President Muhammadu Buhari recently expressed concern over the shrinking Lake Chad water in the North East region and pleaded with the United Nations (UN) and the international community to assist in recharging the vanishing lake. The President made the plea when he received the president of the 73rd Session of the United Nations General Assembly (UNGA), Ms Maria Fernanda Espinosa Graces, in Abuja.
THE UNGA President praised Buhari’s leadership of Economic Community of West African States (ECOWAS) and the Lake Chad Basin Commission. She also pledged to draw the attention of the international community to the ‘hurting effects’ of the receding lake. She advised that the challenges in the Lake Chad area, which are multi-dimensional, should be tackled holistically.
The vanishing lake, which receded from over 24,000sq kilometers to less than 2,000sq kilometers, has negatively affected the lives of about 30 million people and half of them are Nigerians. It has also exacerbated the Boko Haram insurgency in the North East region as well as the recurring clashes between herdsmen and local farmers in some parts of the country, especially in the North Central geo-political zone.
The Lake Chad problem, which has been linked to climate change affects many countries, including Chad, Niger Cameroon, Central African Republic and Congo. It is has been estimated that revamping the dying lake is likely to cost $40billion to $50billion. As President Buhari rightly observed, recharging the lake was beyond the financial power of the affected countries and hence the need for urgent help from the UN and the international community.
Good enough, the UNGA President understood the problem and promised that the UN would assist and intensify developmental efforts in the West African region. She regarded the Lake Chad as one of the major climate change disasters in Africa.
Apart from the challenge of insurgency in the North East, which has accounted for over 200,000 deaths and over two million displaced persons, the livelihoods of many people including Nigerians have been affected by the receding water. According to President Buhari, there are over one million children who live in the IDP camps “who neither know their parents nor where they come from.” This is one of the consequences of the Boko Haram insurgency in the region.
Therefore, we call on the UN and the international community to work in concert with the affected countries to quickly tackle the Lake Chad challenge. If left unattended, the shrinking water would endanger the lives of more people who depend on it for their livelihoods in Africa.
As a matter of priority, we believe that the Lake Chad challenge must be treated as a global emergency. We urge the stakeholders to do the needful and recharge the lake to save the lives of over 30 million people that depend on the water for the livelihoods.

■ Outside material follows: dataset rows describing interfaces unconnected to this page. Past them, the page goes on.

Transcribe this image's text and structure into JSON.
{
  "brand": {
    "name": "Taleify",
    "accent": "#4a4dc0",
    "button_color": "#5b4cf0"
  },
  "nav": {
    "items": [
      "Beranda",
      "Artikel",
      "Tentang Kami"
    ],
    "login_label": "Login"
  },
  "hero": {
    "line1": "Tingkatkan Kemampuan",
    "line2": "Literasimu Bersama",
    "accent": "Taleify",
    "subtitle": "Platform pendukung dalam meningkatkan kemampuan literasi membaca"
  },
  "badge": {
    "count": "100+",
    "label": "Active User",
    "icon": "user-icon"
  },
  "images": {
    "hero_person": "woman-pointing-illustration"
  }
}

We also call on the member countries of the Lake Chad Basin Commission to commit much money to revamp the Lake Chad. It has been reported that resuscitating the lake would take over ten years to complete starting with the inter-basin water transfer from the Congo River. The consequences of a receding Lake Chad are quite enormous. It has already affected farming and fishing activities in the region. It has also led to huge losses in commerce and agriculture. The nexus between extreme poverty in the North East region and the rising insecurity is not in doubt.
Due to the declining farming and fishing activities around the Lake Chad basin, the insurgents might have recruited some of the people in the area for their terror attacks. The Federal Government should equally step up the ongoing war against the terrorists. Let member countries of the Lake Chad Basin see the revamping of the water as a task that must be urgently tackled.